··· Data to use

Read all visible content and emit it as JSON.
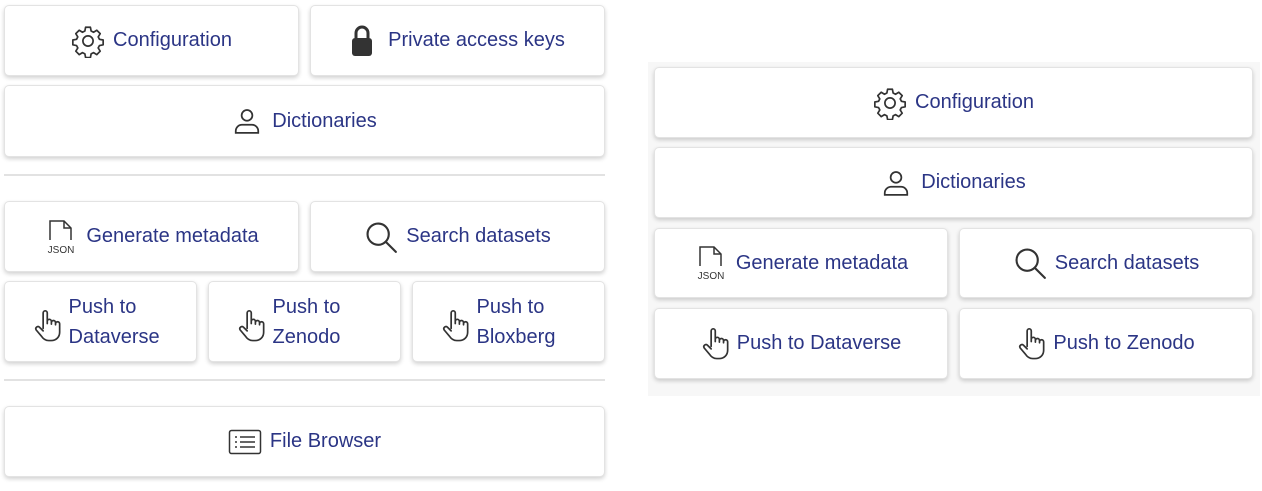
{
  "left_panel": {
    "configuration_label": "Configuration",
    "private_keys_label": "Private access keys",
    "dictionaries_label": "Dictionaries",
    "generate_metadata_label": "Generate metadata",
    "search_datasets_label": "Search datasets",
    "push_dataverse_label": "Push to Dataverse",
    "push_zenodo_label": "Push to Zenodo",
    "push_bloxberg_label": "Push to Bloxberg",
    "file_browser_label": "File Browser",
    "json_icon_text": "JSON"
  },
  "right_panel": {
    "configuration_label": "Configuration",
    "dictionaries_label": "Dictionaries",
    "generate_metadata_label": "Generate metadata",
    "search_datasets_label": "Search datasets",
    "push_dataverse_label": "Push to Dataverse",
    "push_zenodo_label": "Push to Zenodo",
    "json_icon_text": "JSON"
  },
  "icons": {
    "configuration": "gear-icon",
    "private_keys": "lock-icon",
    "dictionaries": "person-icon",
    "generate_metadata": "json-file-icon",
    "search_datasets": "magnifier-icon",
    "push": "pointing-hand-icon",
    "file_browser": "list-icon"
  },
  "colors": {
    "text": "#2b3585",
    "icon": "#333333",
    "button_bg": "#ffffff",
    "divider": "#e2e2e2",
    "right_panel_bg": "#f7f7f7"
  }
}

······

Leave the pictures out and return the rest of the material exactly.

Read all visible content and emit it as JSON.
{
  "left_panel": {
    "configuration_label": "Configuration",
    "private_keys_label": "Private access keys",
    "dictionaries_label": "Dictionaries",
    "generate_metadata_label": "Generate metadata",
    "search_datasets_label": "Search datasets",
    "push_dataverse_label": "Push to Dataverse",
    "push_zenodo_label": "Push to Zenodo",
    "push_bloxberg_label": "Push to Bloxberg",
    "file_browser_label": "File Browser",
    "json_icon_text": "JSON"
  },
  "right_panel": {
    "configuration_label": "Configuration",
    "dictionaries_label": "Dictionaries",
    "generate_metadata_label": "Generate metadata",
    "search_datasets_label": "Search datasets",
    "push_dataverse_label": "Push to Dataverse",
    "push_zenodo_label": "Push to Zenodo",
    "json_icon_text": "JSON"
  },
  "icons": {
    "configuration": "gear-icon",
    "private_keys": "lock-icon",
    "dictionaries": "person-icon",
    "generate_metadata": "json-file-icon",
    "search_datasets": "magnifier-icon",
    "push": "pointing-hand-icon",
    "file_browser": "list-icon"
  },
  "colors": {
    "text": "#2b3585",
    "icon": "#333333",
    "button_bg": "#ffffff",
    "divider": "#e2e2e2",
    "right_panel_bg": "#f7f7f7"
  }
}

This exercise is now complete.